Memoirs of a trans teen


The excruciating pain, the deep turmoil and hopelessness I felt as I lay helpless in that cold, dark room, remain vivid in my memories.  I remember choking on tears and trying my ultimate best to endure the pain alone and definitely not wanting any of my family to find out what was happening.

It had all started with puberty. I was now living in a nightmare but  I had suffered alone in silence and that was enough.  On this day I had convinced myself that it was time to put an end to all my misery and take my own life.

It’s hard enough navigating life as a teenager. The puberty phase, the raging hormones and the cocktail of emotions. It even gets worse  and frightening when your body develops in a way that feels wrong and you are convinced that you are the only person going through such pain. This explains why I  had been too ashamed to share my experiences with anyone.

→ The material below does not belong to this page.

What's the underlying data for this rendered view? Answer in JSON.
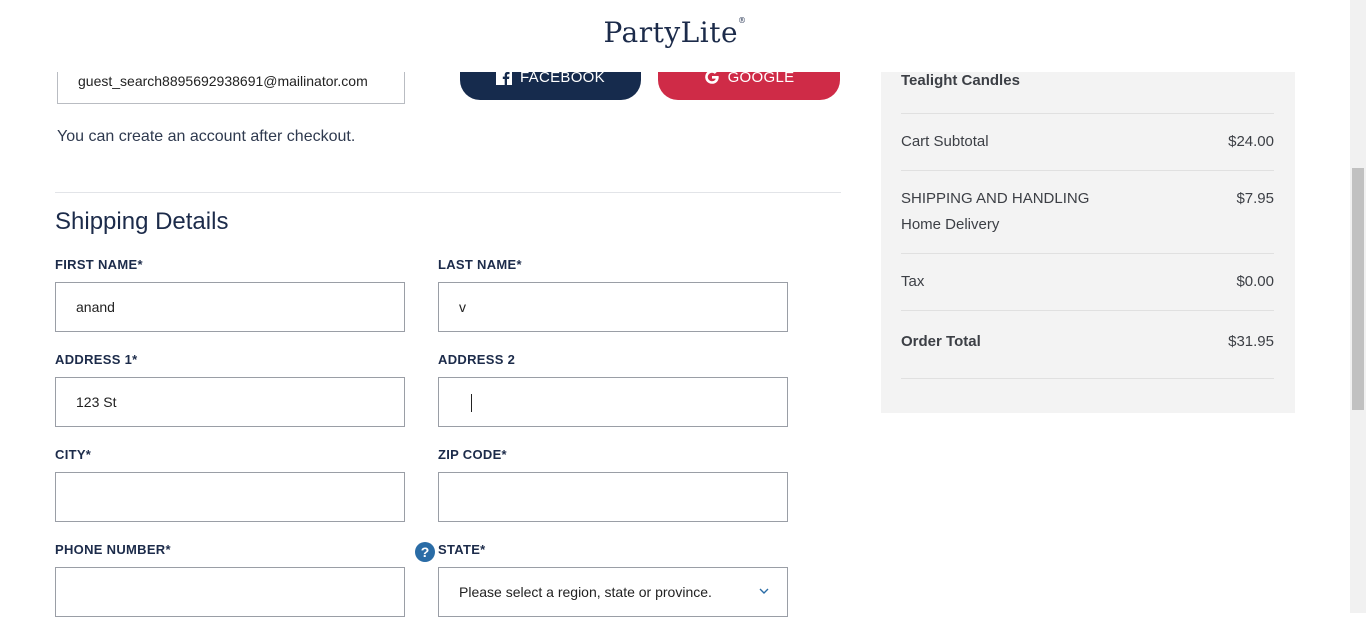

My name is Chris*. I am a brother, a friend, a man of colour, a son, a pianist, a musician, a basketball fan, and so many other things. I am a 21-year-old transsexual man from Bulawayo, Zimbabwe. My story is only a narration of what I experience as a transgender person, I know other persons like me who have to go through worse troubles just to be who they are.

I only became aware of the term Transgender when I was 16 years old. It is hard for me to find the right words to clearly articulate what it is like being Transgender  and having gender dysphoria as a teenager in a hostile society. I come from an extremely religious family. Both my parents are pastors. I bet you are imagining how hard it must have been coming out. Indeed, I got the worst reaction. I was told to dismiss those evil thoughts,  pray hard to resist the devil who was using me. I was forced to pray several times a day, taken for countless prayer sessions with pastors who claimed the could pray the demon out. These torturous episodes ar still alive in my memories. Just thinking of the horrors I went through at the hands of those pastors brings tears to my eyes. One thing these prayers did not achieve was to change how I felt about my assigned gender.  If anything,  I became more convinced that I was indeed a Transman and this was not imagined.

Dealing with family and relatives is always the hardest. Family gatherings are painful, that’s why I have mastered the art of suddenly falling sick in order to be excused from attending any family events. This is not because I do not like my relatives or nosy aunties and uncles, It’s the rude questions and remarks that infuriate me. They criticise everything from my dressing to my eating.   The derogatory  words, the ridiculing just weigh too heavy on me. For my own sanity, I avoid such incidences. It still saddens me that I can no longer spend time with my relatives happily. It worries me that when you are Trans* people fail see you for  the human being you are, but rather choose to make yoiu suffer for being different.

I dream of undergoing surgery one day and accessing hormones to help me go through the right puberty and be the man I feel I am. I daydream about this each day. I’m trying all I can to reach my goal and find my happiness. My second dream is to spearhead a strong trans movement in Zimbabwe. This will help us as trans people to unite and we advocate for our rights as a team because we do exist.  We are humans and our voices ought to be heard. I want to be able to make a difference for thefuture generations of  trans* people, because no one deserves to leave in pain and misery.

I no longer want to experience the pain I felt that night alone, I was given a  second chance and I  want to assist other trans teens who are in the same place I was.  I hope to make a change in my community  trans youths  should never have to feel  isolated, hopeless and helpless.